##### Records to process

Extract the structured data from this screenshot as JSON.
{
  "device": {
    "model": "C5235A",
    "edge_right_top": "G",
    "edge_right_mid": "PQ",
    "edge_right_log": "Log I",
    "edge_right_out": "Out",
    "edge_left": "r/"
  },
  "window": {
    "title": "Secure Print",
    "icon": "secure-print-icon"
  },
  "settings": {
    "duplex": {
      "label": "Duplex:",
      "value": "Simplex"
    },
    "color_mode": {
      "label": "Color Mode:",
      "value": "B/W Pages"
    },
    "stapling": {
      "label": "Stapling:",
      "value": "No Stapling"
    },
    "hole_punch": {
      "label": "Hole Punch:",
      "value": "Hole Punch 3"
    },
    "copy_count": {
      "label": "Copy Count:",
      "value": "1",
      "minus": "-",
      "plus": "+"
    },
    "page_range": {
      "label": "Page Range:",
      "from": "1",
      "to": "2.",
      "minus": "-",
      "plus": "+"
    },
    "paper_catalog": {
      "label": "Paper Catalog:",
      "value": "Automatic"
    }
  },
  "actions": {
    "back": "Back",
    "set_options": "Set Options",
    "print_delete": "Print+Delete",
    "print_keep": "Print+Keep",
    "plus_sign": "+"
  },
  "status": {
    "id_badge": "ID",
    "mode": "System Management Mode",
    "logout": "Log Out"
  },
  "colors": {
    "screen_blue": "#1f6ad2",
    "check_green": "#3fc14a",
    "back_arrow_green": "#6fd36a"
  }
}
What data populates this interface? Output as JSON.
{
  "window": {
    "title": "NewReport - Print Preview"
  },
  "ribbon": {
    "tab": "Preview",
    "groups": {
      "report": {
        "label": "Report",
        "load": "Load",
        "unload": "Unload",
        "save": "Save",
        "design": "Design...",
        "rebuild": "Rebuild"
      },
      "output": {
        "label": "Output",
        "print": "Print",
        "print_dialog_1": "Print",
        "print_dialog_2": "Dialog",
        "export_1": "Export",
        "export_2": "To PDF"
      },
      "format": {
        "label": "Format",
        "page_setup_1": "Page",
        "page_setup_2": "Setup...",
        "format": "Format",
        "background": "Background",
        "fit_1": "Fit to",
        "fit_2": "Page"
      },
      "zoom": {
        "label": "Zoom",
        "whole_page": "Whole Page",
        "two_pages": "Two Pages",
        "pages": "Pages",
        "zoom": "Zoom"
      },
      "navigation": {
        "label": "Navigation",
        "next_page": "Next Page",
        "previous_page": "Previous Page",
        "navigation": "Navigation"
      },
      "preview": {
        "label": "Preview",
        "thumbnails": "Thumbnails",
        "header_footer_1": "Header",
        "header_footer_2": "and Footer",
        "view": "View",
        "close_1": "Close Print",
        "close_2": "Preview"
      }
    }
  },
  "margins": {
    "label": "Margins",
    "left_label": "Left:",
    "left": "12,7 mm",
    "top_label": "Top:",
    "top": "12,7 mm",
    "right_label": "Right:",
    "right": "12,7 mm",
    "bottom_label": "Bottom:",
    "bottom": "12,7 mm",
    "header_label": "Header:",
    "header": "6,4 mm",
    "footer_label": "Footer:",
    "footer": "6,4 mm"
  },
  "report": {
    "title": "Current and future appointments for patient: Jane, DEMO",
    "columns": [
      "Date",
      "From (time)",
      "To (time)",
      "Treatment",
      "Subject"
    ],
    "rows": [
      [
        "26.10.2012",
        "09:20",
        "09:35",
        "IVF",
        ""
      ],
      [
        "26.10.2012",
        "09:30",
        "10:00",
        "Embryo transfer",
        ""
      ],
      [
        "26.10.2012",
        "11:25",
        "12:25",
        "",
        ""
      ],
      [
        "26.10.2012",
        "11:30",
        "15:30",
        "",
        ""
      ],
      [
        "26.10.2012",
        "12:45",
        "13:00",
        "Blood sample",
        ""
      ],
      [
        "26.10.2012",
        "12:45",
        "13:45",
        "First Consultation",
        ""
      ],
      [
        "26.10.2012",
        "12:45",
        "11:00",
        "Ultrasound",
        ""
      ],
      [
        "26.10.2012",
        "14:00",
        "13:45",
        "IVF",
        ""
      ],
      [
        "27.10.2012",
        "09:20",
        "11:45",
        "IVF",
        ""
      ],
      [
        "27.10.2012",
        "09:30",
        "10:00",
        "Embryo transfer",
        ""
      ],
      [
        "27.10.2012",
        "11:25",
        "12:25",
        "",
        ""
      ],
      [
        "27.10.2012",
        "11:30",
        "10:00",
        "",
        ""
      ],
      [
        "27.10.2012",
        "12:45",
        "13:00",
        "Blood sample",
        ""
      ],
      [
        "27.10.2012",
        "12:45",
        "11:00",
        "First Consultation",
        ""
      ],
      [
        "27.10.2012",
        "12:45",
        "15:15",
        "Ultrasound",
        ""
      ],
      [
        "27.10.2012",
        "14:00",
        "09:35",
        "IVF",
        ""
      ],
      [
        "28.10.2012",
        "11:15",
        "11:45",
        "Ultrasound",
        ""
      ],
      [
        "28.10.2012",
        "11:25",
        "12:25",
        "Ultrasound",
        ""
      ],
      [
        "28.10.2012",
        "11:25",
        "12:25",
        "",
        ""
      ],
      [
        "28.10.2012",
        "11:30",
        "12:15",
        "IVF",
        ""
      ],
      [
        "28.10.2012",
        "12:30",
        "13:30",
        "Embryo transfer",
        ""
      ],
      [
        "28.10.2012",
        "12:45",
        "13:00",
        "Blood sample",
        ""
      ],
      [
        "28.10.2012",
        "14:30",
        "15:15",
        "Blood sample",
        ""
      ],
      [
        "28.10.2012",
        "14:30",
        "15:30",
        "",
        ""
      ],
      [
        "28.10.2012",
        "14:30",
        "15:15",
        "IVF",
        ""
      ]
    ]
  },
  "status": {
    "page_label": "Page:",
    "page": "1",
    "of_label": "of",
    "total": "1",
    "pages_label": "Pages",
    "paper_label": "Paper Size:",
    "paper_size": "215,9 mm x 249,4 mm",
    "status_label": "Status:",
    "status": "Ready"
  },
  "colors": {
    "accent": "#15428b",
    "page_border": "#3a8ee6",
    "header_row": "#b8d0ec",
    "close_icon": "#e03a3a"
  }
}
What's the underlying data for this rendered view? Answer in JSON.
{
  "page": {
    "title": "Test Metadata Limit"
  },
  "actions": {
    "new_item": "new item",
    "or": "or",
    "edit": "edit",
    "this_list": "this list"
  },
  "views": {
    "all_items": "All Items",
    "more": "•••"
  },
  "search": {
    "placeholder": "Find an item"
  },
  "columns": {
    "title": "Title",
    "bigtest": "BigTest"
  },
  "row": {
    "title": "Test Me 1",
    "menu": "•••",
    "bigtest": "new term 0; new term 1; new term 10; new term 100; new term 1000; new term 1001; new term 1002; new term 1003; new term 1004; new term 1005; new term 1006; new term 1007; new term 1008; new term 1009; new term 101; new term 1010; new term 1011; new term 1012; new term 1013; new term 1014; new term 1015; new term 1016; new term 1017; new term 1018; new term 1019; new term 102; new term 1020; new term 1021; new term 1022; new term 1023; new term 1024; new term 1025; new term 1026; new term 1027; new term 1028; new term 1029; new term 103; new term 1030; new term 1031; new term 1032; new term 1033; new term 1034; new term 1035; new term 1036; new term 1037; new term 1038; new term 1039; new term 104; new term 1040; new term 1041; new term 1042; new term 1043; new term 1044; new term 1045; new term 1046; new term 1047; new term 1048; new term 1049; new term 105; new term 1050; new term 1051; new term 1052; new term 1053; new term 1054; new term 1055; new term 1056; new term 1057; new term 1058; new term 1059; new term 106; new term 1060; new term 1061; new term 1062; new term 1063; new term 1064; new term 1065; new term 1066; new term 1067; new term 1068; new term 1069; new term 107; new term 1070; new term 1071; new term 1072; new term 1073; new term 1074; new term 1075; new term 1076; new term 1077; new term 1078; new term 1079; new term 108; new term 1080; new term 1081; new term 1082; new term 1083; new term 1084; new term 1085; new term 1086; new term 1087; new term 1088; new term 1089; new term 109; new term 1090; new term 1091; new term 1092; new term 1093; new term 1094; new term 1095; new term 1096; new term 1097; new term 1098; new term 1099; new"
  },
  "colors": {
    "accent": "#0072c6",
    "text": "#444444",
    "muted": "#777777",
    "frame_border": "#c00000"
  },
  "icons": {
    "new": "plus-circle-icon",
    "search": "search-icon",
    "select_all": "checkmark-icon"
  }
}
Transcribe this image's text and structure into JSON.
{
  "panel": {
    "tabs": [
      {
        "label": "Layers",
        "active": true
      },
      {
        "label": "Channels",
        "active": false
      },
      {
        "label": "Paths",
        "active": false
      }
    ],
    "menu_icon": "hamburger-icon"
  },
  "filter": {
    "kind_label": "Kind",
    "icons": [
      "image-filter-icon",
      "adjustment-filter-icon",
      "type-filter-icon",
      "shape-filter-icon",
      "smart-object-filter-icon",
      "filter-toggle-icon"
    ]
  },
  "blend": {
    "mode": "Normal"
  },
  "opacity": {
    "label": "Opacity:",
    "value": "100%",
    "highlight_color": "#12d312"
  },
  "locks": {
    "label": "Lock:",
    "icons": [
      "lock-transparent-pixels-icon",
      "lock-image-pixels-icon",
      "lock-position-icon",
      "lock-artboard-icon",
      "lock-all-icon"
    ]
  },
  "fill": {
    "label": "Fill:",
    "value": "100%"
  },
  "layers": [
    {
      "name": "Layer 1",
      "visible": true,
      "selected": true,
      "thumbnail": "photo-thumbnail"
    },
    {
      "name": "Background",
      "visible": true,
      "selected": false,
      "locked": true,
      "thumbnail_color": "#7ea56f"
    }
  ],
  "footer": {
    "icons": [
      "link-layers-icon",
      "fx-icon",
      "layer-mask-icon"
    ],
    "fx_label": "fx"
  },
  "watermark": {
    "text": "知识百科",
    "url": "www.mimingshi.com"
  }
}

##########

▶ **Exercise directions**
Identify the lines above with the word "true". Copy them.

▶ **Your response**
        "active": true
      "visible": true,
      "selected": true,
      "visible": true,
      "locked": true,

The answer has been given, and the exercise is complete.